Best Practices

Adhering to best practices when packaging international cargo can enhance the safety and efficiency of your cargo during the shipping process. Protective internal packaging materials like bubble wrap or air-filled bags can cushion the goods during transit, reducing the risks of damage due to shocks or vibrations.

The external packaging should be sturdy enough to withstand the rigours of sea transit. This might involve using double-walled boxes for heavy items, utilising pallets for large shipments and even shrink-wrapping items together for stability.

Proper sealing ensures the contents remain secure within the package, while clear and accurate labelling aids in easy identification and handling of the packages at both the point of departure and the point of receipt.

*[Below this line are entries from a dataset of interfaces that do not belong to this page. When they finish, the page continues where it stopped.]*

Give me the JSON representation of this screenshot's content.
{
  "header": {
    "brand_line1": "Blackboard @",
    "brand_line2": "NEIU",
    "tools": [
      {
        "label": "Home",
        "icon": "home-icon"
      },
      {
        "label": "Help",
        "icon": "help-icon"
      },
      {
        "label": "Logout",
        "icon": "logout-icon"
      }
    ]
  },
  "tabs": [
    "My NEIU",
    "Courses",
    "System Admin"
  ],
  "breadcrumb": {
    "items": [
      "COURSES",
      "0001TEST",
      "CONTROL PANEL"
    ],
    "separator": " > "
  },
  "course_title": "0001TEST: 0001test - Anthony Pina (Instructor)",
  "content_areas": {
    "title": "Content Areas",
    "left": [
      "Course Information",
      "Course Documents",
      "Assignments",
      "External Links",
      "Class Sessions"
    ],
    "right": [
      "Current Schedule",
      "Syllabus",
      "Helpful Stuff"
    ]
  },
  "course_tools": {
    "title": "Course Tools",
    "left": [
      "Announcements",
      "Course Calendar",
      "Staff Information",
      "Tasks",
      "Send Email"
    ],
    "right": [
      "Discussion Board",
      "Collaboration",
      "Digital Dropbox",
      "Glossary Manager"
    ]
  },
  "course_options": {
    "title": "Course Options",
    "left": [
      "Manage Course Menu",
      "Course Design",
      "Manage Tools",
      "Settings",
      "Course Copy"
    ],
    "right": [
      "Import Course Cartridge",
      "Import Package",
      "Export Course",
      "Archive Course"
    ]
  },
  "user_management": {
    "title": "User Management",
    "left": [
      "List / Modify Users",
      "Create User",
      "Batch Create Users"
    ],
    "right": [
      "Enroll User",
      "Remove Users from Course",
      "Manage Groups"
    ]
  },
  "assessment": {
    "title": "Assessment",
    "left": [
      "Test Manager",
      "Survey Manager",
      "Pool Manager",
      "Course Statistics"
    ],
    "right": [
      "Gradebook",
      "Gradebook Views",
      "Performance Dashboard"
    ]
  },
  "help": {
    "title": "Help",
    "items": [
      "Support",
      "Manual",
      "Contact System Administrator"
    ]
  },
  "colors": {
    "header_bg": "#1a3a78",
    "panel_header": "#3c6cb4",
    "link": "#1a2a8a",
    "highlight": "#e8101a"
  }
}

Labels should include information such as the receiver’s name and the number of packages, say package 1 of 10, alongside handling instructions. Safety Data Sheets [SDS] and dangerous goods markings will be required if you ship dangerous goods. 

Packages should be weatherproofed to protect against the environmental elements; this could involve waterproof materials, liners or sealing seams with weather-resistant tape.

Some items, such as fragile, hazardous or perishable goods, require special packaging considerations. Businesses should familiarise their suppliers and themselves with industry best practice methods when shipping these types of goods.

Technology and Packaging

Whenever international traders are shipping goods internationally that are required to be temperature controlled, they need to seek a shipping company that provides the monitoring required to keep the refrigerated cargo from spoiling. 

Perishable cargo would be shipped as Full Container Loads [FCL’s] in a refrigerated container (a reefer). The refrigeration panel would be set to the temperature required during the voyage. 

Importers can also implement other technological monitoring controls on their goods, such as QR codes, NFC (Near Field Communication) tags or RFID (Radio Frequency Identification) chips, providing information about the product authenticity, temperature changes or handling incidents.

Advanced tracking systems provide real-time visibility of a shipment’s status. GPS tracking allows businesses to monitor the exact location of their goods while in transit. IoT (Internet of Things) devices can provide data on the environmental conditions within the package, such as temperature or humidity, which is particularly useful for sensitive goods like pharmaceuticals or perishable food items.


Thoughtful, forward-thinking and compliant packaging is an investment that can enhance an international business’s efficiency, improve customer satisfaction, and boost a brand’s reputation. Businesses can ensure successful and efficient supply chains by viewing packaging as an integral part of their brand and customer experience journey.

Platinum® is here to assist you with your cargo needs. If you have any questions, please feel free to contact us today.